NATIONAL disability charity Sense has announced a new early intervention service to support thousands of children with complex disabilities and their families in England.
The new service, called ‘Connect and Play’, will show families how to engage with their disabled children, provide them with a better understanding of their children’s needs and reduce isolation for these families, while providing fun experiences. The new service is backed by almost £1.3 million from the National Lottery Community Fund, the largest funder of community activity in the UK. 5,000 children with complex disabilities aged 0-8 in England will benefit from the service by 2026, as well as their parents, carers and siblings.
Early intervention is key to making sure children with complex disabilities get the best start in life and are supported to communicate with their families, yet, currently, in many areas of the country this support simply does not exist.
Nine in ten (92 per cent) parents of children with complex disabilities say their child doesn’t get the same opportunities to play and develop as non-disabled children, with a similar number (95 per cent) saying they need help with understanding their child’s needs and learning how to engage them. More than half (55 per cent) reported their child was excluded from mainstream play groups.
Chloe Taylor-Roberts, 6, took part in the Connect and Play pilot in Birmingham. Chloe has autism and global developmental delay. Chloe’s mum Laura says attending the Sense-run sessions has improved Chloe’s confidence and communication with her family.
Laura Roberts said:
“Before finding Sense, Chloe had struggled in mainstream nurseries and everyone around me felt negative about her future. Chloe didn’t speak at all, and she wouldn’t acknowledge her youngest brother George’s existence.
“Since going to the Sense sessions, we’ve seen a massive change. She loves the space and all the staff are very encouraging. Chloe now says words, uses lots of signs to communicate and sings songs with words. The whole family understands her better and she plays with her brother George.
“Chloe never used to laugh but she does now. That’s a huge thing for our family. I think her speech will continue to develop and I can see all the positives about her future.”
Richard Kramer, Chief Executive of Sense, said:
“It’s vital that every parent of a child with complex disabilities knows how to play and connect with their child.
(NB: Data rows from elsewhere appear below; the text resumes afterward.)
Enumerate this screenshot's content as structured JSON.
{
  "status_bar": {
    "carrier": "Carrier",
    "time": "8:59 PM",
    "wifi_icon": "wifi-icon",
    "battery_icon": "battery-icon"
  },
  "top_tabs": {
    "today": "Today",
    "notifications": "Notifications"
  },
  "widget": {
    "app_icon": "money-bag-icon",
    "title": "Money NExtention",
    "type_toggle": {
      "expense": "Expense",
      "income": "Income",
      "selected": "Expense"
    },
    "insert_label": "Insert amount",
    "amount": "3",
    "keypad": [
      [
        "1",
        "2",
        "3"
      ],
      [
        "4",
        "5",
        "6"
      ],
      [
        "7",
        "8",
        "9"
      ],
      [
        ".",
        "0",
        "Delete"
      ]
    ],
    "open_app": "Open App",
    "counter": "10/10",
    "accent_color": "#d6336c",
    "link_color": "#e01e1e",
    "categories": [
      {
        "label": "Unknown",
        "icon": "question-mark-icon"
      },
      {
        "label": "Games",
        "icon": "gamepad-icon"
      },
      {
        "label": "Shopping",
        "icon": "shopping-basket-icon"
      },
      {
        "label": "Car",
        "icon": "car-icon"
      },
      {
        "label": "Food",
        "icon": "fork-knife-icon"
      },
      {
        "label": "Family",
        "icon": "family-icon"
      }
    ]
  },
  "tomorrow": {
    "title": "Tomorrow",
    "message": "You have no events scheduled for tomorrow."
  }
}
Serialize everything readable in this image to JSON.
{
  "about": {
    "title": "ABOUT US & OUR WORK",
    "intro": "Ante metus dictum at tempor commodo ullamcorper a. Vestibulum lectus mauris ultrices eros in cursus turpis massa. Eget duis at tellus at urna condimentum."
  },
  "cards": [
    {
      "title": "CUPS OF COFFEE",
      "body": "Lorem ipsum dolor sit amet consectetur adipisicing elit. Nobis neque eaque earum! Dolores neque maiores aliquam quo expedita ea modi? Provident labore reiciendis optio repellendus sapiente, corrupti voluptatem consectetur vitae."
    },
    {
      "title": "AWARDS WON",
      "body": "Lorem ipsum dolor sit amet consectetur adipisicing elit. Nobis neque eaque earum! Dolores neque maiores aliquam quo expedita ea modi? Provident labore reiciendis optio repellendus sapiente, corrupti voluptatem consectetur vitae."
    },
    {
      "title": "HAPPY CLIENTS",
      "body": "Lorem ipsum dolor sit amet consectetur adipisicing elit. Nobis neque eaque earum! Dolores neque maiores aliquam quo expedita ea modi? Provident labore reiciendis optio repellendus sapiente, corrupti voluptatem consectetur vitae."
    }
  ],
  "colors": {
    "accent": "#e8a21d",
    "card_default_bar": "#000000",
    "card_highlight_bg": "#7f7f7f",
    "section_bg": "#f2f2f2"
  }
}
Play has a central role in early physical, cognitive and emotional development, helping children to learn, socialise and communicate. It is also central to parent-child bonding and helps adults to communicate and develop their parental skills.
“We’ve seen from our Birmingham pilot how impactful this service is for improving the lives of disabled children and their families. Thanks to National Lottery players, this grant for Connect and Play means we can expand early intervention support for children and families across England and allow Sense to reach more families with this essential service.”
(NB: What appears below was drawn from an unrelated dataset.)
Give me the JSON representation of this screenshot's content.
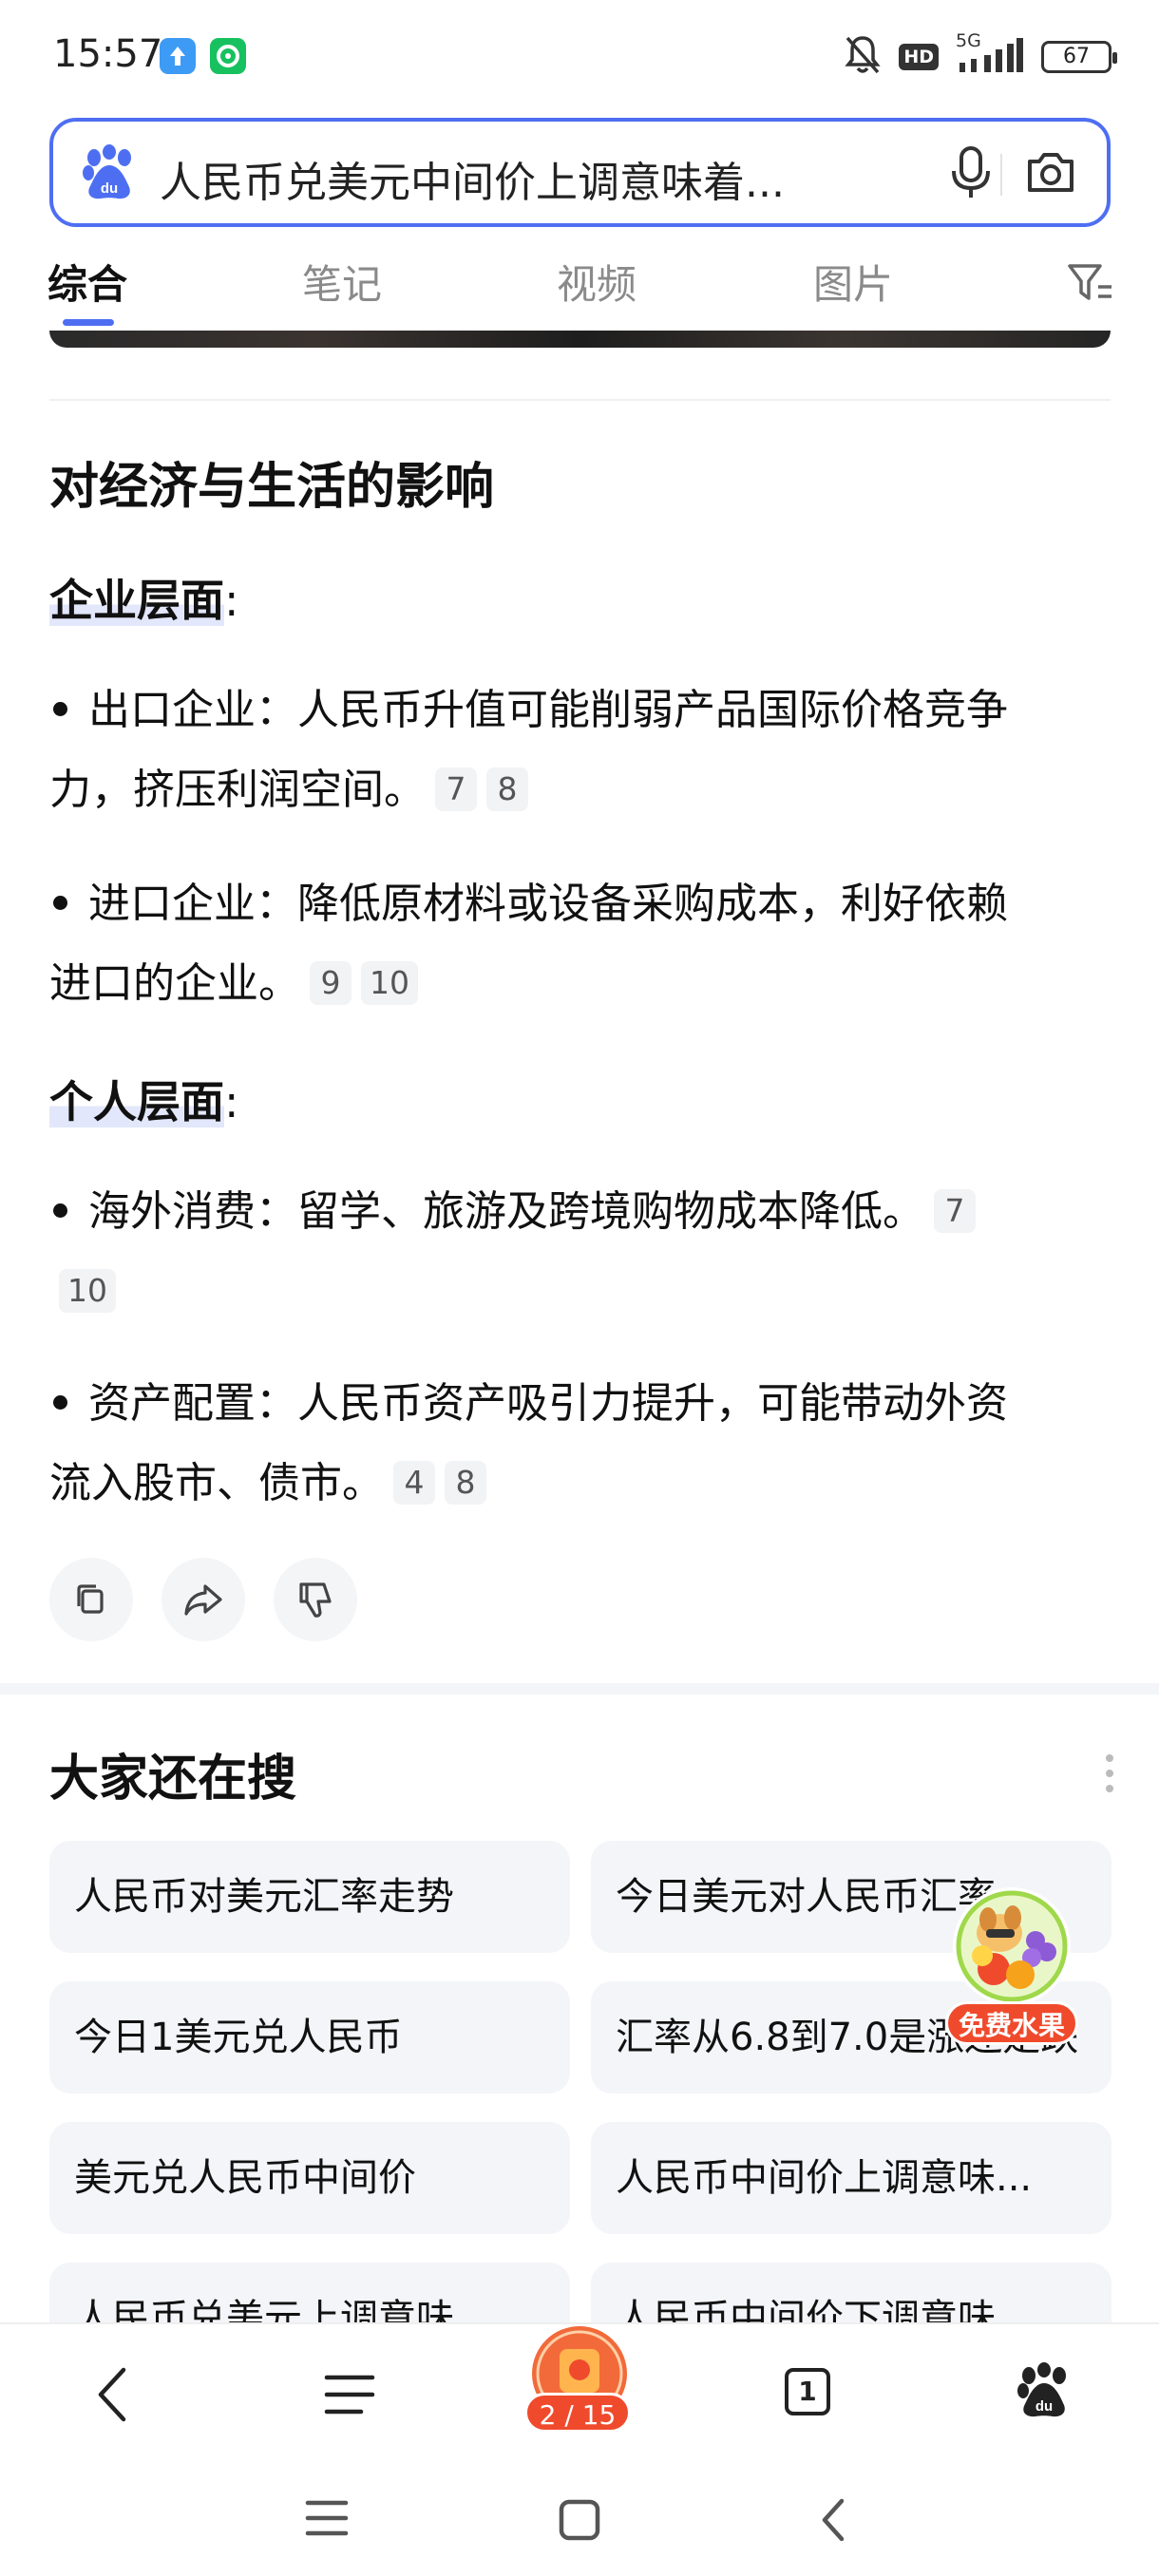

Sense is offering a range of free services through Connect and Play, including group sessions at their specialist play centres, one-to-one communication support from experts and an outdoor forest school. Families can self-refer to access the scheme, which will run across England in locations including London, Leeds and Bristol.
For more information on Connect and Play and to self-refer, please visit: https://www.sense.org.uk/our-services/support-for-children/free-play-services-for-children-with-complex-disabilities/.